Problem details
Starting from the first line below, count the lines carrying the string "title" and answer with the count by itself.

Exercise data
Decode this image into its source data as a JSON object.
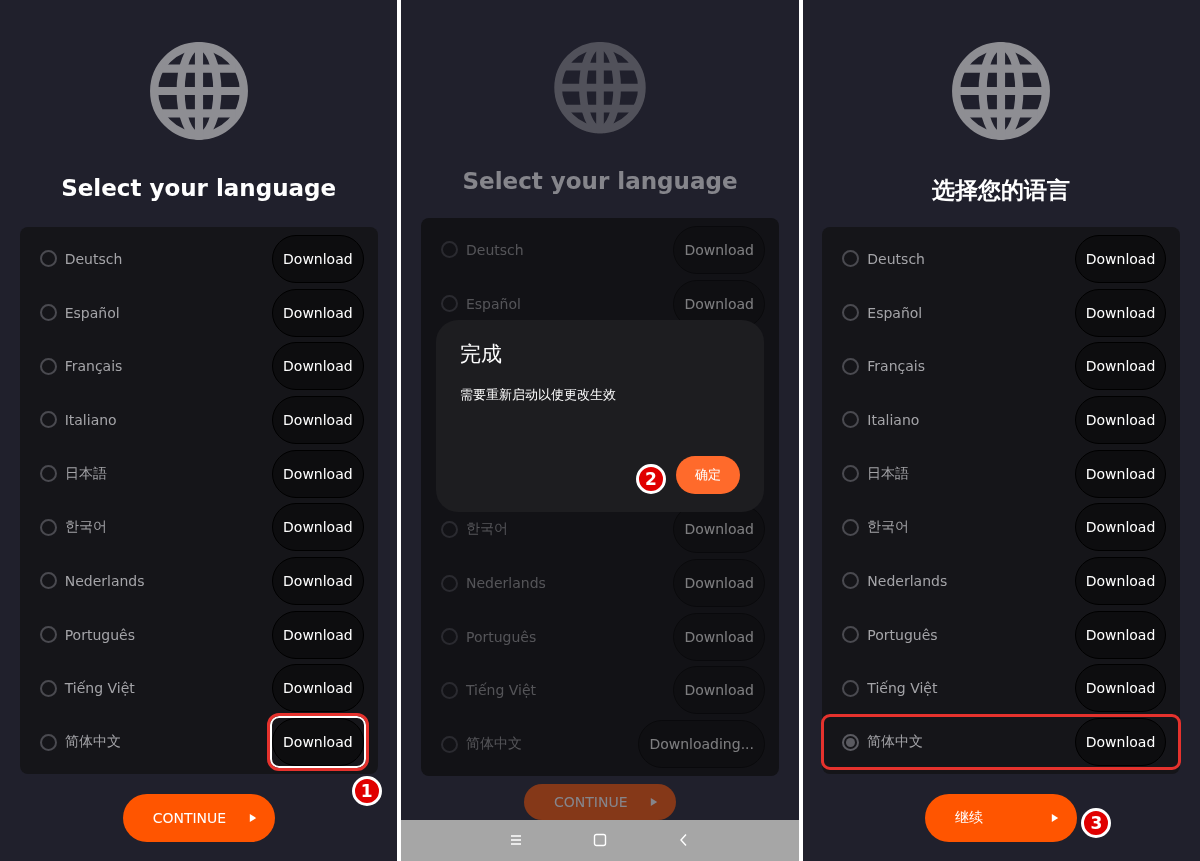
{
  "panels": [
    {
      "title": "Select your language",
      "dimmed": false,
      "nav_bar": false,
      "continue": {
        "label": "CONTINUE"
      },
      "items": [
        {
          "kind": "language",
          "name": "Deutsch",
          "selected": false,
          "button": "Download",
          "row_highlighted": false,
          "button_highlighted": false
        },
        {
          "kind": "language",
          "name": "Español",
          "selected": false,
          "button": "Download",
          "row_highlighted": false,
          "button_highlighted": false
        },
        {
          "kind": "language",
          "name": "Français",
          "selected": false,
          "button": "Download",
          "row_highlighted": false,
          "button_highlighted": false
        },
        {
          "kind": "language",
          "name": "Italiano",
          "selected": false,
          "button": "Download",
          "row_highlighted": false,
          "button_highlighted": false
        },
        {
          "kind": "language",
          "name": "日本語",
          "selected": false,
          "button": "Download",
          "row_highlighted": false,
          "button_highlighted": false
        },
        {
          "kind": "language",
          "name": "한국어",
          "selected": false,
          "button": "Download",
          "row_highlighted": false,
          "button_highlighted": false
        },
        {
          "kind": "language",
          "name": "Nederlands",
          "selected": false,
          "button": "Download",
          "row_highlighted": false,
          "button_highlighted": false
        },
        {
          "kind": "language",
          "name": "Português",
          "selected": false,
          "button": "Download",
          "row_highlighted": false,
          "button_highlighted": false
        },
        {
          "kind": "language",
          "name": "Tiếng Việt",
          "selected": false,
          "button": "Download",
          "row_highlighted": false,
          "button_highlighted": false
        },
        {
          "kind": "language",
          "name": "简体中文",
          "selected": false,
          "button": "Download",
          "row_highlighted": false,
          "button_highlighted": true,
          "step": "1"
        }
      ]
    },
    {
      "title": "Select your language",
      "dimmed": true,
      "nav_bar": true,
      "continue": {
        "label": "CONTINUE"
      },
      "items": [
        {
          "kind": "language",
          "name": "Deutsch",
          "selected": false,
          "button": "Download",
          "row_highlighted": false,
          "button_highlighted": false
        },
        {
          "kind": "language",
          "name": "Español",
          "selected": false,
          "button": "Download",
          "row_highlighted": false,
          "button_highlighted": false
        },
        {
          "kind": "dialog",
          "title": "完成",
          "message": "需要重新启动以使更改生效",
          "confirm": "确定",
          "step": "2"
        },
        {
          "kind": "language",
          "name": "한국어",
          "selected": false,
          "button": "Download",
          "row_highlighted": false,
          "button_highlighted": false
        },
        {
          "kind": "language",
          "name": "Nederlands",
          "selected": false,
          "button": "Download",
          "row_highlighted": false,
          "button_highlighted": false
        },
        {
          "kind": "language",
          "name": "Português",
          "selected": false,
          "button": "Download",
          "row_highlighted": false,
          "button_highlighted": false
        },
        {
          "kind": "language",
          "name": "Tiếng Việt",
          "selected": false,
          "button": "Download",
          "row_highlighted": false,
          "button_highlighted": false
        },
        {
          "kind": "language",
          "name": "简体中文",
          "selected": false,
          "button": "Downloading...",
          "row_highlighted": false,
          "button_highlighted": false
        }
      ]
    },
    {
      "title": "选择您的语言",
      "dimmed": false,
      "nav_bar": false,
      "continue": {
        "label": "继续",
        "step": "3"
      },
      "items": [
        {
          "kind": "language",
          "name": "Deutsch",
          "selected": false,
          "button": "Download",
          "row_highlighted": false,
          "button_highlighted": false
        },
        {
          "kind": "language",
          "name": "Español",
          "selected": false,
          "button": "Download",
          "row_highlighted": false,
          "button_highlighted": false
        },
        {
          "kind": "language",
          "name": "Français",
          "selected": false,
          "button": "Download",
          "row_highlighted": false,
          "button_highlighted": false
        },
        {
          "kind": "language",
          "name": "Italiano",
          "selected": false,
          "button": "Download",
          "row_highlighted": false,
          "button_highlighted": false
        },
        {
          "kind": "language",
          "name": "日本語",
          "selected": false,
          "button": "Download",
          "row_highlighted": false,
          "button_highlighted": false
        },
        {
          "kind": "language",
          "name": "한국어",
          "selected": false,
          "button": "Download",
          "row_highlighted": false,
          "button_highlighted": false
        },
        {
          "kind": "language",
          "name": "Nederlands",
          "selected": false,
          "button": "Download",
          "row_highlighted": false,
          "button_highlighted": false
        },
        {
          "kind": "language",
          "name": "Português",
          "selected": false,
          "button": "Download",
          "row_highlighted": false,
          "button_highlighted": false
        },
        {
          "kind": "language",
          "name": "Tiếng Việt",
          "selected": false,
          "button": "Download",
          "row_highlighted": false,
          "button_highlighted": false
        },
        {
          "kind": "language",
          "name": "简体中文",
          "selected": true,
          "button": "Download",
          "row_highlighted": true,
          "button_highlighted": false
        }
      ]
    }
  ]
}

Answer section
4